By the beginning of the next year my parents had re-united and were living in Kalgoorlie in Western Australia. They sent for me and I flew from Cootamundra to Sydney, to Melbourne, to Perth and then on to Kalgoorlie. I was so excited to be back with both my parents and this was to be the start of my entering the music industry. My Dad had a band and the bass player had to leave Kalgoorlie for two weeks on personal business and my Dad asked me if I thought I could fill in on bass. Weeks of practice followed and I did the two weeks with pains in my hands and arms and blisters on my fingers. I loved every second of it. Following that, my Dad asked me if I would like to play organ with the band. Of course I said yes, so with the help of the guitarist I learned all the chords for the band’s repertoire and spent six months on the side of the stage, pretty much out of sight, playing organ for my Dad’s band.

We moved to Perth just before my 17th birthday and after a few months and the odd pub gig around Perth we scored a residency at an iconic Perth nightclub, “Lindy’s”. We played six nights a week from 10pm till 3am and had the cream of Perth’s musicians coming in for jams every night of the week. That was a great grounding for me to be amongst such accomplished musicians. By the time I had turned 18 I knew what it was I wanted to do in my life. There was no thought of anything else but being a musician.

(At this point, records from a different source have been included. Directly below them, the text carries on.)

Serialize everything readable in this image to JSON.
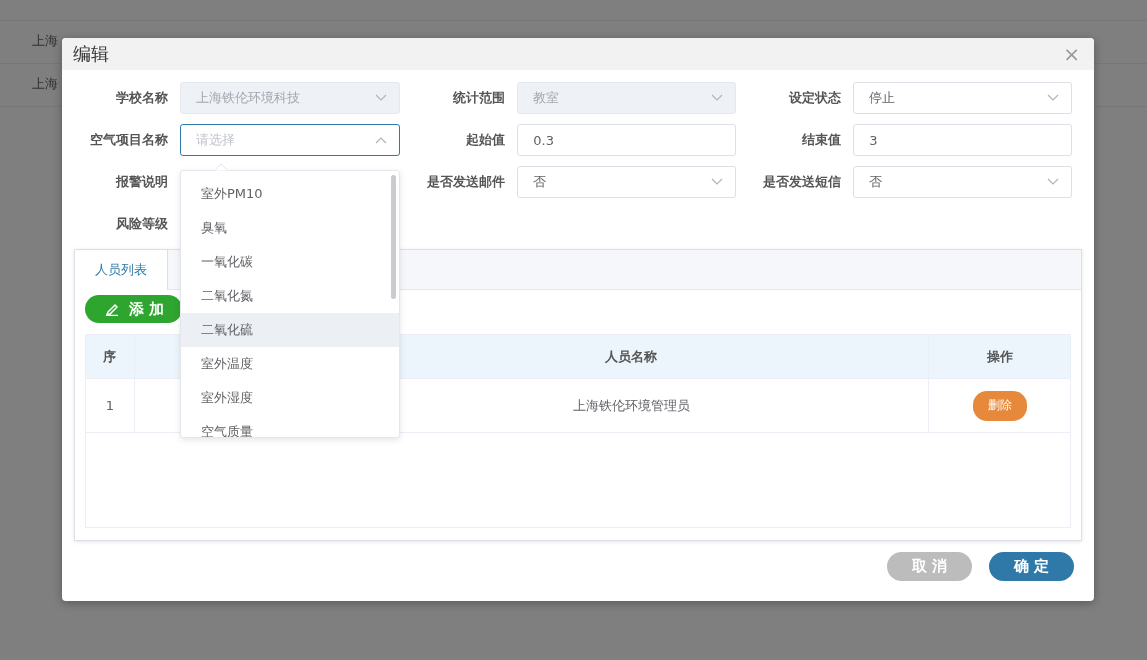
{
  "background_table": {
    "rows": [
      {
        "cells": [
          {
            "text": "上海"
          }
        ]
      },
      {
        "cells": [
          {
            "text": "上海"
          }
        ]
      }
    ]
  },
  "dialog": {
    "title": "编辑",
    "close": "×",
    "fields": [
      {
        "label": "学校名称",
        "kind": "select",
        "value": "上海铁伦环境科技",
        "disabled": true,
        "open": false
      },
      {
        "label": "统计范围",
        "kind": "select",
        "value": "教室",
        "disabled": true,
        "open": false
      },
      {
        "label": "设定状态",
        "kind": "select",
        "value": "停止",
        "disabled": false,
        "open": false
      },
      {
        "label": "空气项目名称",
        "kind": "select",
        "placeholder": "请选择",
        "disabled": false,
        "open": true
      },
      {
        "label": "起始值",
        "kind": "input",
        "value": "0.3"
      },
      {
        "label": "结束值",
        "kind": "input",
        "value": "3"
      },
      {
        "label": "报警说明",
        "kind": "hidden"
      },
      {
        "label": "是否发送邮件",
        "kind": "select",
        "value": "否",
        "disabled": false,
        "open": false
      },
      {
        "label": "是否发送短信",
        "kind": "select",
        "value": "否",
        "disabled": false,
        "open": false
      },
      {
        "label": "风险等级",
        "kind": "hidden"
      }
    ],
    "dropdown": {
      "options": [
        {
          "label": "室外PM10",
          "highlighted": false
        },
        {
          "label": "臭氧",
          "highlighted": false
        },
        {
          "label": "一氧化碳",
          "highlighted": false
        },
        {
          "label": "二氧化氮",
          "highlighted": false
        },
        {
          "label": "二氧化硫",
          "highlighted": true
        },
        {
          "label": "室外温度",
          "highlighted": false
        },
        {
          "label": "室外湿度",
          "highlighted": false
        },
        {
          "label": "空气质量",
          "highlighted": false
        }
      ]
    },
    "tabs": [
      {
        "label": "人员列表",
        "selected": true
      }
    ],
    "add_button": "添 加",
    "table": {
      "columns": [
        "序",
        "",
        "人员名称",
        "操作"
      ],
      "rows": [
        {
          "index": "1",
          "name": "上海铁伦环境管理员",
          "action": "删除"
        }
      ]
    },
    "buttons": [
      {
        "label": "取 消",
        "kind": "cancel"
      },
      {
        "label": "确 定",
        "kind": "primary"
      }
    ]
  }
}
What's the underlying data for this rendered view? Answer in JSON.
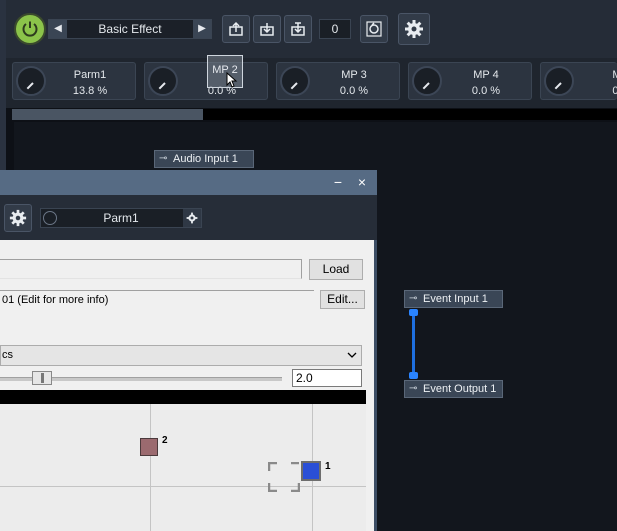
{
  "toolbar": {
    "power_icon": "power-icon",
    "preset_name": "Basic Effect",
    "preset_prev": "◀",
    "preset_next": "▶",
    "counter": "0"
  },
  "knobs": [
    {
      "name": "Parm1",
      "value": "13.8 %"
    },
    {
      "name": "",
      "value": "0.0 %"
    },
    {
      "name": "MP 3",
      "value": "0.0 %"
    },
    {
      "name": "MP 4",
      "value": "0.0 %"
    },
    {
      "name": "M",
      "value": "0."
    }
  ],
  "progress": {
    "fraction": 0.315
  },
  "tooltip": {
    "text": "MP 2"
  },
  "nodes": {
    "audio_input": "Audio Input 1",
    "event_input": "Event Input 1",
    "event_output": "Event Output 1"
  },
  "dialog": {
    "minimize": "−",
    "close": "×",
    "param_name": "Parm1",
    "load_label": "Load",
    "info_text": "01 (Edit for more info)",
    "edit_label": "Edit...",
    "dropdown_value": "cs",
    "slider_value": "2.0",
    "slider_fraction": 0.14,
    "point_labels": [
      "2",
      "1"
    ]
  },
  "colors": {
    "accent_power": "#8bc34a",
    "point1": "#2a4fd6",
    "point2": "#9b6a6f",
    "connector": "#1e6fe0"
  }
}
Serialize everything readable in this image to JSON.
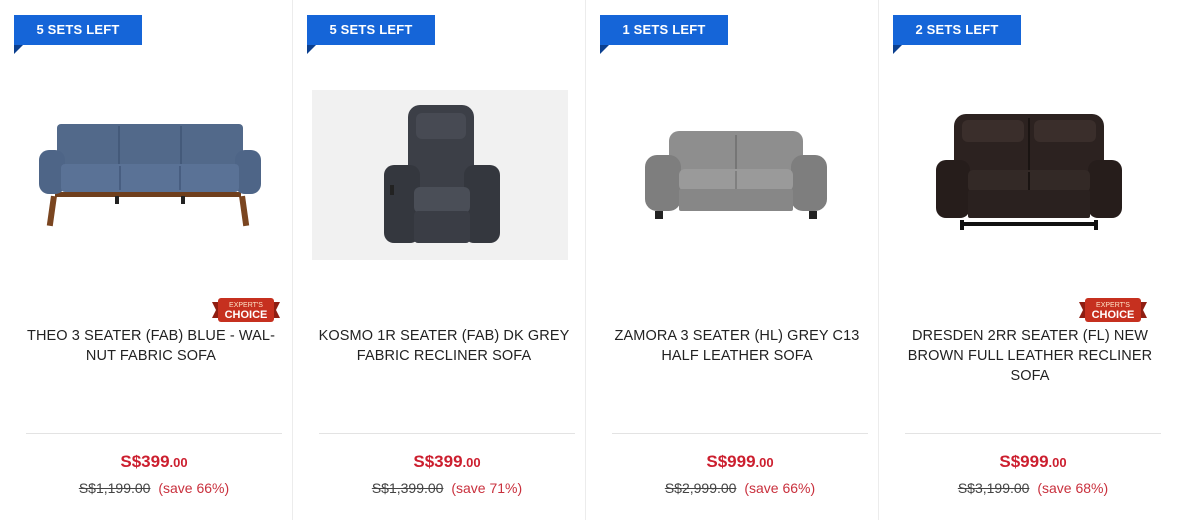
{
  "colors": {
    "badge_blue": "#1565d8",
    "price_red": "#cc1f2f",
    "expert_red": "#c6301f"
  },
  "products": [
    {
      "stock_badge": "5 SETS LEFT",
      "image_icon": "sofa-3-seater-blue-fabric",
      "expert_badge": {
        "line1": "EXPERT'S",
        "line2": "CHOICE"
      },
      "title": "THEO 3 SEATER (FAB) BLUE - WAL-NUT FABRIC SOFA",
      "price_main": "S$399",
      "price_cents": ".00",
      "price_was": "S$1,199.00",
      "price_save": "(save 66%)"
    },
    {
      "stock_badge": "5 SETS LEFT",
      "image_icon": "recliner-1-seater-dark-grey",
      "expert_badge": null,
      "title": "KOSMO 1R SEATER (FAB) DK GREY FABRIC RECLINER SOFA",
      "price_main": "S$399",
      "price_cents": ".00",
      "price_was": "S$1,399.00",
      "price_save": "(save 71%)"
    },
    {
      "stock_badge": "1 SETS LEFT",
      "image_icon": "sofa-3-seater-grey-leather",
      "expert_badge": null,
      "title": "ZAMORA 3 SEATER (HL) GREY C13 HALF LEATHER SOFA",
      "price_main": "S$999",
      "price_cents": ".00",
      "price_was": "S$2,999.00",
      "price_save": "(save 66%)"
    },
    {
      "stock_badge": "2 SETS LEFT",
      "image_icon": "sofa-2-seater-brown-leather-recliner",
      "expert_badge": {
        "line1": "EXPERT'S",
        "line2": "CHOICE"
      },
      "title": "DRESDEN 2RR SEATER (FL) NEW BROWN FULL LEATHER RECLINER SOFA",
      "price_main": "S$999",
      "price_cents": ".00",
      "price_was": "S$3,199.00",
      "price_save": "(save 68%)"
    }
  ]
}
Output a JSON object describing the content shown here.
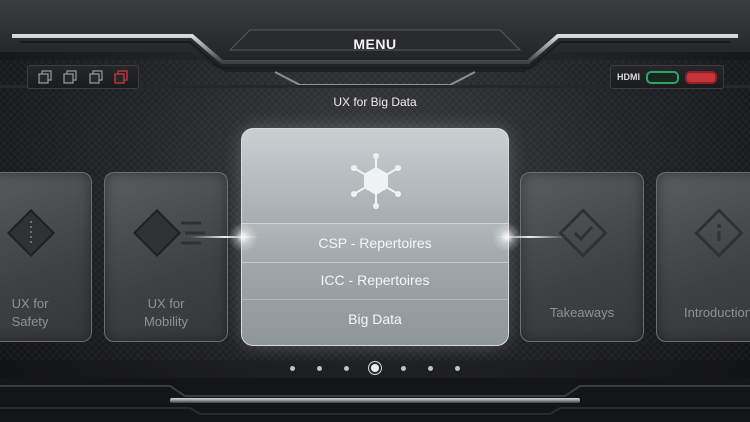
{
  "header": {
    "title": "MENU",
    "subtitle": "UX for Big Data"
  },
  "status": {
    "hdmi_label": "HDMI",
    "port_colors": [
      "#2ea36a",
      "#c5343a"
    ]
  },
  "carousel": {
    "left_cards": [
      {
        "label_line1": "UX for",
        "label_line2": "Safety",
        "icon": "diamond-icon"
      },
      {
        "label_line1": "UX for",
        "label_line2": "Mobility",
        "icon": "diamond-lines-icon"
      }
    ],
    "center_card": {
      "icon": "hexagon-network-icon",
      "items": [
        "CSP - Repertoires",
        "ICC - Repertoires",
        "Big Data"
      ]
    },
    "right_cards": [
      {
        "label": "Takeaways",
        "icon": "diamond-check-icon"
      },
      {
        "label": "Introduction",
        "icon": "diamond-info-icon"
      }
    ]
  },
  "pagination": {
    "total": 7,
    "active_index": 3
  },
  "colors": {
    "accent_red": "#c5343a",
    "accent_green": "#2ea36a"
  }
}
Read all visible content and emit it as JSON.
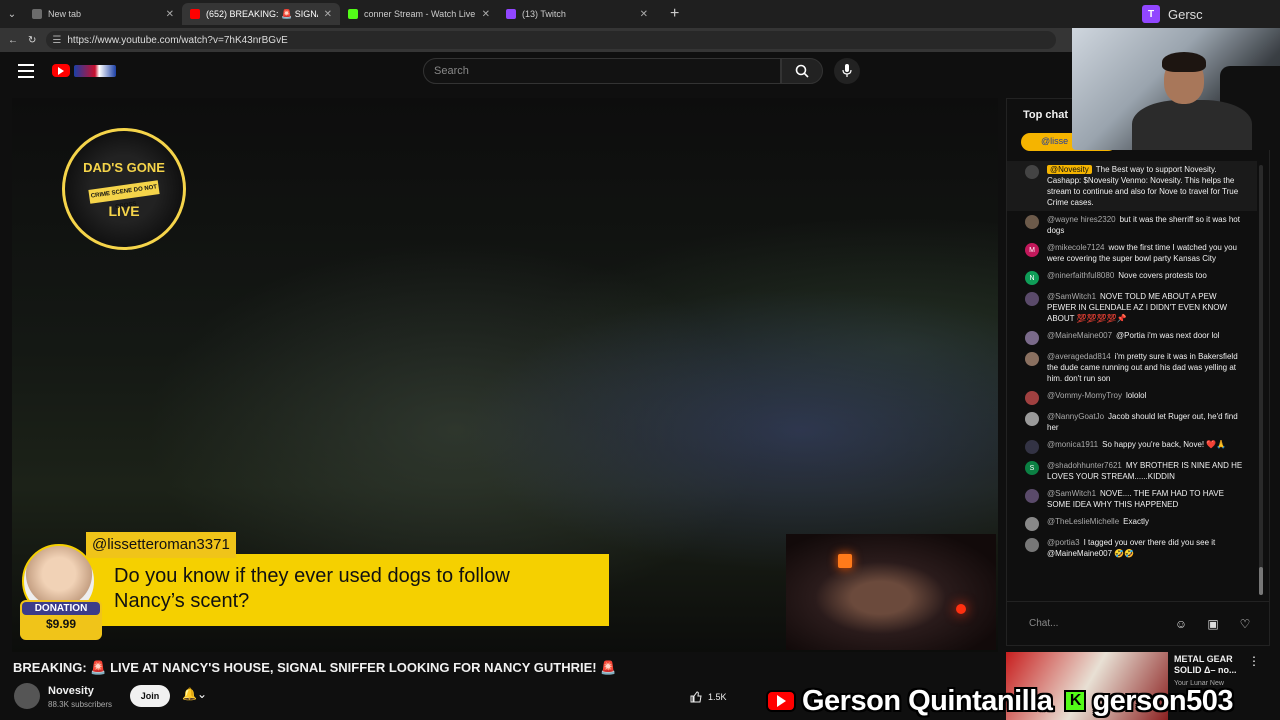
{
  "browser": {
    "tabs": [
      {
        "label": "New tab",
        "active": false,
        "favicon_color": "#6b6b6b"
      },
      {
        "label": "(652) BREAKING: 🚨 SIGNAL",
        "active": true,
        "favicon_color": "#ff0000"
      },
      {
        "label": "conner Stream - Watch Live o",
        "active": false,
        "favicon_color": "#53fc18"
      },
      {
        "label": "(13) Twitch",
        "active": false,
        "favicon_color": "#9146ff"
      }
    ],
    "url": "https://www.youtube.com/watch?v=7hK43nrBGvE",
    "profile_name": "Gersc"
  },
  "header": {
    "search_placeholder": "Search"
  },
  "video": {
    "badge_top": "DAD'S GONE",
    "badge_mid": "CRIME SCENE DO NOT CROSS",
    "badge_bottom": "LIVE",
    "donation": {
      "username": "@lissetteroman3371",
      "message": "Do you know if they ever used dogs to follow Nancy’s scent?",
      "tag_label": "DONATION",
      "amount": "$9.99"
    },
    "title": "BREAKING: 🚨 LIVE AT NANCY'S HOUSE, SIGNAL SNIFFER LOOKING FOR NANCY GUTHRIE! 🚨",
    "channel": {
      "name": "Novesity",
      "subscribers": "88.3K subscribers",
      "join_label": "Join"
    },
    "likes": "1.5K"
  },
  "chat": {
    "mode_label": "Top chat",
    "pinned_user": "@lisse",
    "input_placeholder": "Chat...",
    "messages": [
      {
        "author": "@Novesity",
        "text": "The Best way to support Novesity. Cashapp: $Novesity Venmo: Novesity. This helps the stream to continue and also for Nove to travel for True Crime cases.",
        "highlight": true,
        "avatar_color": "#444",
        "initial": ""
      },
      {
        "author": "@wayne hires2320",
        "text": "but it was the sherriff so it was hot dogs",
        "highlight": false,
        "avatar_color": "#6c5a4a",
        "initial": ""
      },
      {
        "author": "@mikecole7124",
        "text": "wow the first time I watched you you were covering the super bowl party Kansas City",
        "highlight": false,
        "avatar_color": "#c2185b",
        "initial": "M"
      },
      {
        "author": "@ninerfaithful8080",
        "text": "Nove covers protests too",
        "highlight": false,
        "avatar_color": "#0f9d58",
        "initial": "N"
      },
      {
        "author": "@SamWitch1",
        "text": "NOVE TOLD ME ABOUT A PEW PEWER IN GLENDALE AZ I DIDN'T EVEN KNOW ABOUT 💯💯💯💯📌",
        "highlight": false,
        "avatar_color": "#5a4a6a",
        "initial": ""
      },
      {
        "author": "@MaineMaine007",
        "text": "@Portia i'm was next door lol",
        "highlight": false,
        "avatar_color": "#7a6a8a",
        "initial": ""
      },
      {
        "author": "@averagedad814",
        "text": "i'm pretty sure it was in Bakersfield the dude came running out and his dad was yelling at him. don't run son",
        "highlight": false,
        "avatar_color": "#8a7060",
        "initial": ""
      },
      {
        "author": "@Vommy-MomyTroy",
        "text": "lololol",
        "highlight": false,
        "avatar_color": "#a04040",
        "initial": ""
      },
      {
        "author": "@NannyGoatJo",
        "text": "Jacob should let Ruger out, he'd find her",
        "highlight": false,
        "avatar_color": "#9a9a9a",
        "initial": ""
      },
      {
        "author": "@monica1911",
        "text": "So happy you're back, Nove! ❤️🙏",
        "highlight": false,
        "avatar_color": "#334",
        "initial": ""
      },
      {
        "author": "@shadohhunter7621",
        "text": "MY BROTHER IS NINE AND HE LOVES YOUR STREAM......KIDDIN",
        "highlight": false,
        "avatar_color": "#0b8043",
        "initial": "S"
      },
      {
        "author": "@SamWitch1",
        "text": "NOVE.... THE FAM HAD TO HAVE SOME IDEA WHY THIS HAPPENED",
        "highlight": false,
        "avatar_color": "#5a4a6a",
        "initial": ""
      },
      {
        "author": "@TheLeslieMichelle",
        "text": "Exactly",
        "highlight": false,
        "avatar_color": "#888",
        "initial": ""
      },
      {
        "author": "@portia3",
        "text": "I tagged you over there did you see it @MaineMaine007 🤣🤣",
        "highlight": false,
        "avatar_color": "#777",
        "initial": ""
      }
    ]
  },
  "recommended": {
    "title": "METAL GEAR SOLID Δ– no...",
    "subtitle": "Your Lunar New"
  },
  "overlay": {
    "youtube_name": "Gerson Quintanilla",
    "kick_name": "gerson503"
  }
}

After I turned 18 the band, now called “Hi-Way 1”, set off for north Western Australia. We were booked to play the Walkabout hotel circuit from Geraldton to Port Headland. For about a year we made our way north until we reached Darwin where we worked for about another year. One night a few members from the “Troubadores”, a very popular show band, were in the audience and were so impressed with “Hi-Way 1” they called their agent to tell him about us. The agent was Ivan Damon one of the most influential agents of his time. Ivan had venues all over Australia that he booked and had more than 80 bands touring the country. Our next stop was Queensland.

We played Rockhampton and Townsville for around three months each and then headed to Brisbane playing at a club in Fortitude Valley. By the time I was 20 we had played at many hotels in Brisbane and I decided that it was time for a change. I left “hi-Way 1” and worked the Brisbane clubs and hotels for a while. By my 21st birthday I was working with some great musicians, we were later to become “Witzend” and lifelong friends.

Now 40 years later I’ve worked with some of the best entertainers, musicians and singers Australia has to offer, toured Australia several times and made some wonderful friends along the way. The music industry isn’t what it was. The gigs are fewer, the money relatively lower and the night clubs have changed. Don’t get me wrong I’m still out there working, just not as much. I’ve decided recently that all the knowledge of stage that I have acquired over the years I would like to pass on to other promising entertainers and musicians. So with that in mind I’ve started up a Training and Mentoring business called Rob McGowan Stage Coach. Hopefully that will keep me going for another 40 years.

Rob McGowan